On 20 May 2014, LACNIC became the first of the five Regional Internet Registries (RIRs) to reach their last /9 of remaining IPv4 address space. This triggered a global policy for IANA to make equal allocations from its recovered IPv4 pool to each of the five RIRs. On this same day, each RIR received the equivalent of a /11 allocation from IANA (2,097,152 million IP addresses).
The “Global Policy for Post Exhaustion IPv4 Allocation Mechanisms” was ratified in 2012 by the five regional communities served by the RIRs, after the final /8 blocks were distributed in 2011. The policy created a special pool of addresses that were left over or returned to IANA. It stated that IANA would begin making equal periodic allocations from this pool when the first RIR reached less than a total of a /9 in its inventory.
The latest announcement from LACNIC indicates that it is not far from IPv4 exhaustion. This leaves AFRINIC as the only RIR with a significant pool of remaining IPv4 addresses. After exhaustion, the RIRs will continue to distribute IPv4 space to their communities, with some RIRs issuing at a greatly reduced rate according to varying run out policies established by their communities.
While the RIRs now have some additional IPv4 addresses, this will likely be one of the last significant allocations they receive from IANA. This fact underscores more than ever the need for network operators to move towards full deployment of the IPv6 protocol, which has more than enough addresses to allow for the continued growth of the Internet.
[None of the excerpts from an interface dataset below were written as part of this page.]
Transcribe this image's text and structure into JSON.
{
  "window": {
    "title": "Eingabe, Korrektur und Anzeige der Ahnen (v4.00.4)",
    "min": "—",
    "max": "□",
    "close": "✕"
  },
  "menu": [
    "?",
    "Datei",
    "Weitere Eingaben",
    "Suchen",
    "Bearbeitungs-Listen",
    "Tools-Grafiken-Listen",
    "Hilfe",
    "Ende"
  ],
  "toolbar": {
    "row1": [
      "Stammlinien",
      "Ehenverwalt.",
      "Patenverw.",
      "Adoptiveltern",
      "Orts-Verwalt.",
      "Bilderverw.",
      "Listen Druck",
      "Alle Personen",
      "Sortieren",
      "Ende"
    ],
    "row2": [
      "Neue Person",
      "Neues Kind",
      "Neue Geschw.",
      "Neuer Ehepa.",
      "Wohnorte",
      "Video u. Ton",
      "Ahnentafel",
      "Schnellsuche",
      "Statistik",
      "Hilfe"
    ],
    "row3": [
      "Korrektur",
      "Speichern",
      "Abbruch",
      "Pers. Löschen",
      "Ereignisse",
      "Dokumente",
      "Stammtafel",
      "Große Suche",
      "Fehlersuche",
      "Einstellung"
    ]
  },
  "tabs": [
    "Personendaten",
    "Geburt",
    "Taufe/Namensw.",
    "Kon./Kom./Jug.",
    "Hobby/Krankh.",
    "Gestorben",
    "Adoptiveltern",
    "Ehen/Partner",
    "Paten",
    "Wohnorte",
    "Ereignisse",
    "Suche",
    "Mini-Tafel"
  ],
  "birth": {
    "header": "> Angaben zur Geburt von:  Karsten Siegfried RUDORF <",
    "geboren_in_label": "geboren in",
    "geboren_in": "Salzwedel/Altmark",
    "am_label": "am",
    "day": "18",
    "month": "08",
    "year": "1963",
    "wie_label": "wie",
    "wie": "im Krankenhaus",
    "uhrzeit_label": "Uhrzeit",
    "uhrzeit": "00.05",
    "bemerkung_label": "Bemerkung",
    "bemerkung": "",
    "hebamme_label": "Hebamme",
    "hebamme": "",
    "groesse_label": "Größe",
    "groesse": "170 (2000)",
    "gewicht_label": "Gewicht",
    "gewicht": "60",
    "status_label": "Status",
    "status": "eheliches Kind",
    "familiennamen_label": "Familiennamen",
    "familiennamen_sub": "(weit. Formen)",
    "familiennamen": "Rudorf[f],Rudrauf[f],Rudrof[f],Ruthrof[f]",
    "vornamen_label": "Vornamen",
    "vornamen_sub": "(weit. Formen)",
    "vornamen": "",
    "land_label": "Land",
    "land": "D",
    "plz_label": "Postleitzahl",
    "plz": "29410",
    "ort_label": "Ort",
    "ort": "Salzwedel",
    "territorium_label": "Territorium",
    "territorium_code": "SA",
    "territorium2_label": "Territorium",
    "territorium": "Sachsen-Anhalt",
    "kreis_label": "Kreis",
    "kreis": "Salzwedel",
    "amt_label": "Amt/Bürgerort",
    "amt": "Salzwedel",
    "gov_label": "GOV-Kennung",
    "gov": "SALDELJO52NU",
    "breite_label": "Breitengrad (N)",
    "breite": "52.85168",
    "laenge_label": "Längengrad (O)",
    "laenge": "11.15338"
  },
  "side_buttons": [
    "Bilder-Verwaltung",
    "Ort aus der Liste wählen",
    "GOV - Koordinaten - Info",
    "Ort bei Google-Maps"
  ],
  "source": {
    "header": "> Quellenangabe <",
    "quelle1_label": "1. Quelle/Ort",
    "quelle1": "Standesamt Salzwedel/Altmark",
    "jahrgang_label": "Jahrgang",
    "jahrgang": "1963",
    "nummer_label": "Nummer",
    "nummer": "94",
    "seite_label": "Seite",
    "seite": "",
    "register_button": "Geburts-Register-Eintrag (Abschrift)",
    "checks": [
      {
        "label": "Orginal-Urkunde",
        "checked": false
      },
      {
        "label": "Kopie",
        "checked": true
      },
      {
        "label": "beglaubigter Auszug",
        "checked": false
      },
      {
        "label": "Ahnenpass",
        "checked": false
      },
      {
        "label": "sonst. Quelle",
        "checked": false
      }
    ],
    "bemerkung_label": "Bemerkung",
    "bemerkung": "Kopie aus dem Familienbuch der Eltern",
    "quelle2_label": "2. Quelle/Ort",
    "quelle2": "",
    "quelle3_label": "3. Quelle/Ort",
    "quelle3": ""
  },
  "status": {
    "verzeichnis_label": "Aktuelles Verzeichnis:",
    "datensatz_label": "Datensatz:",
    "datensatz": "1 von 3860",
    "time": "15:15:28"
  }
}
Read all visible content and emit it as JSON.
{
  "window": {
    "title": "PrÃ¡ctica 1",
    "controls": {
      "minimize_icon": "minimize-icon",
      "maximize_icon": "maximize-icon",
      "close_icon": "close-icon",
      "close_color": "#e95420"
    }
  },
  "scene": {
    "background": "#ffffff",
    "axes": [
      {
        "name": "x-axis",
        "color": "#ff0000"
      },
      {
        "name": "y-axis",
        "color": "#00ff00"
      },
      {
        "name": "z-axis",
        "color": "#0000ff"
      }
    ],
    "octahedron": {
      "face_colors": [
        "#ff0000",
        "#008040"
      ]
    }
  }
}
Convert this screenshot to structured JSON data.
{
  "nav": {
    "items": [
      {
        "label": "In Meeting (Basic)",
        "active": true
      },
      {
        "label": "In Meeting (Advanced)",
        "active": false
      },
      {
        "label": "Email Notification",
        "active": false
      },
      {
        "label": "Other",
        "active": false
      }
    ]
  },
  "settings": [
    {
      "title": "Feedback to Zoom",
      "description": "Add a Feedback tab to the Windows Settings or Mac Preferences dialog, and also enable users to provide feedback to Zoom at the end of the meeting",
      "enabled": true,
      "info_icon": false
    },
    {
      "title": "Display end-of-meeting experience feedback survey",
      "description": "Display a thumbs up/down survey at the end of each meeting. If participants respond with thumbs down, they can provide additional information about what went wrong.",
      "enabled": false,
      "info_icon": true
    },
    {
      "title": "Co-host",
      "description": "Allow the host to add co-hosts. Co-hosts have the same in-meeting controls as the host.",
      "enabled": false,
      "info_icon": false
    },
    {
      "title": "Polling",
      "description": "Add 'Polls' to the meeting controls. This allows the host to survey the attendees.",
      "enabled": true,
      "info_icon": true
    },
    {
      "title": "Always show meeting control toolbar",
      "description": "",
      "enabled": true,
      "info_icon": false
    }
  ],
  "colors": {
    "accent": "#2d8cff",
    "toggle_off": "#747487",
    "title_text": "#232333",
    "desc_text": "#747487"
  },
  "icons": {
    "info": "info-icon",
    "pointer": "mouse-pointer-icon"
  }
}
More information about IPv4 depletion and IPv6 adoption can be found here.